Task to complete: Provide only the number of lines below that hold "domain".

Web page and app entries
######

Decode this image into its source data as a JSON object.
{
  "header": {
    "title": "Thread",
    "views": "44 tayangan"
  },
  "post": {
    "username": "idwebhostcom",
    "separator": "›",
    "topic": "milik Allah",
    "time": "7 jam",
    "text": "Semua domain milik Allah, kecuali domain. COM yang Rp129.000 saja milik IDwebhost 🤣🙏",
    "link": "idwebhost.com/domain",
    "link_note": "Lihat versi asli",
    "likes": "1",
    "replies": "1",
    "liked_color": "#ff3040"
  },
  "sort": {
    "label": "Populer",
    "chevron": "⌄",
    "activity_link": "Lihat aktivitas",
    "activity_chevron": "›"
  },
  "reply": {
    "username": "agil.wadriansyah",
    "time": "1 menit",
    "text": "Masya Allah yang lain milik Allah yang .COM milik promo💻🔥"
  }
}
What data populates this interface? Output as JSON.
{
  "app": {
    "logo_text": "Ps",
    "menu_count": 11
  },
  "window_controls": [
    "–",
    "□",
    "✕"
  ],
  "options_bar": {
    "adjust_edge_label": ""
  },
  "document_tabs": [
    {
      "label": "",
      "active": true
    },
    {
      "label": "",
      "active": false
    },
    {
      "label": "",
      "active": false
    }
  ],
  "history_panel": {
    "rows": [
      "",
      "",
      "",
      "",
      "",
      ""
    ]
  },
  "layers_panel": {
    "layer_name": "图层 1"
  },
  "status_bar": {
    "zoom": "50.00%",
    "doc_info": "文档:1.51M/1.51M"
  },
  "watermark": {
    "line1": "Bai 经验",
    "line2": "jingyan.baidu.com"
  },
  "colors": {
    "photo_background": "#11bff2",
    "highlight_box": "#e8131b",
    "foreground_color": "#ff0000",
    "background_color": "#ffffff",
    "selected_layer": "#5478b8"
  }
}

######

Solution to this task: 2